__Problem details__. With the pictures excluded, repeat every entry exactly.

App and web page records:
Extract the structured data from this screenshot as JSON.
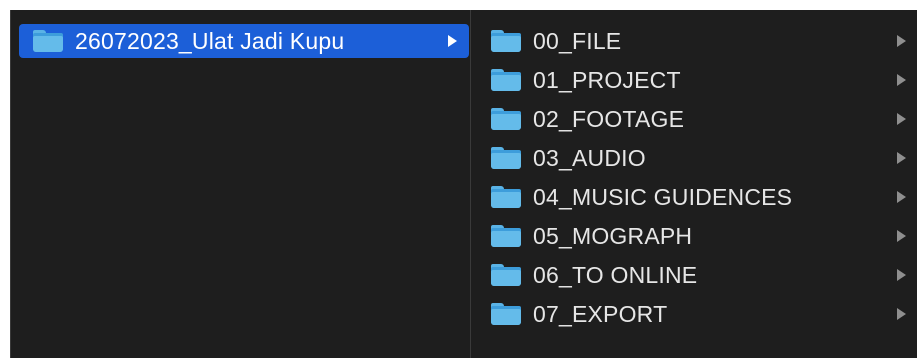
{
  "colors": {
    "window_background": "#1e1e1e",
    "selection": "#1c5fd8",
    "folder": "#5ab3e6",
    "text": "#e6e6e6",
    "chevron": "#8f8f8f"
  },
  "column1": {
    "items": [
      {
        "label": "26072023_Ulat Jadi Kupu",
        "icon": "folder-icon",
        "selected": true,
        "has_children": true
      }
    ]
  },
  "column2": {
    "items": [
      {
        "label": "00_FILE",
        "icon": "folder-icon",
        "has_children": true
      },
      {
        "label": "01_PROJECT",
        "icon": "folder-icon",
        "has_children": true
      },
      {
        "label": "02_FOOTAGE",
        "icon": "folder-icon",
        "has_children": true
      },
      {
        "label": "03_AUDIO",
        "icon": "folder-icon",
        "has_children": true
      },
      {
        "label": "04_MUSIC GUIDENCES",
        "icon": "folder-icon",
        "has_children": true
      },
      {
        "label": "05_MOGRAPH",
        "icon": "folder-icon",
        "has_children": true
      },
      {
        "label": "06_TO ONLINE",
        "icon": "folder-icon",
        "has_children": true
      },
      {
        "label": "07_EXPORT",
        "icon": "folder-icon",
        "has_children": true
      }
    ]
  }
}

__Expected answer__.
Extract the structured data from this screenshot as JSON.
{
  "colors": {
    "window_background": "#1e1e1e",
    "selection": "#1c5fd8",
    "folder": "#5ab3e6",
    "text": "#e6e6e6",
    "chevron": "#8f8f8f"
  },
  "column1": {
    "items": [
      {
        "label": "26072023_Ulat Jadi Kupu",
        "icon": "folder-icon",
        "selected": true,
        "has_children": true
      }
    ]
  },
  "column2": {
    "items": [
      {
        "label": "00_FILE",
        "icon": "folder-icon",
        "has_children": true
      },
      {
        "label": "01_PROJECT",
        "icon": "folder-icon",
        "has_children": true
      },
      {
        "label": "02_FOOTAGE",
        "icon": "folder-icon",
        "has_children": true
      },
      {
        "label": "03_AUDIO",
        "icon": "folder-icon",
        "has_children": true
      },
      {
        "label": "04_MUSIC GUIDENCES",
        "icon": "folder-icon",
        "has_children": true
      },
      {
        "label": "05_MOGRAPH",
        "icon": "folder-icon",
        "has_children": true
      },
      {
        "label": "06_TO ONLINE",
        "icon": "folder-icon",
        "has_children": true
      },
      {
        "label": "07_EXPORT",
        "icon": "folder-icon",
        "has_children": true
      }
    ]
  }
}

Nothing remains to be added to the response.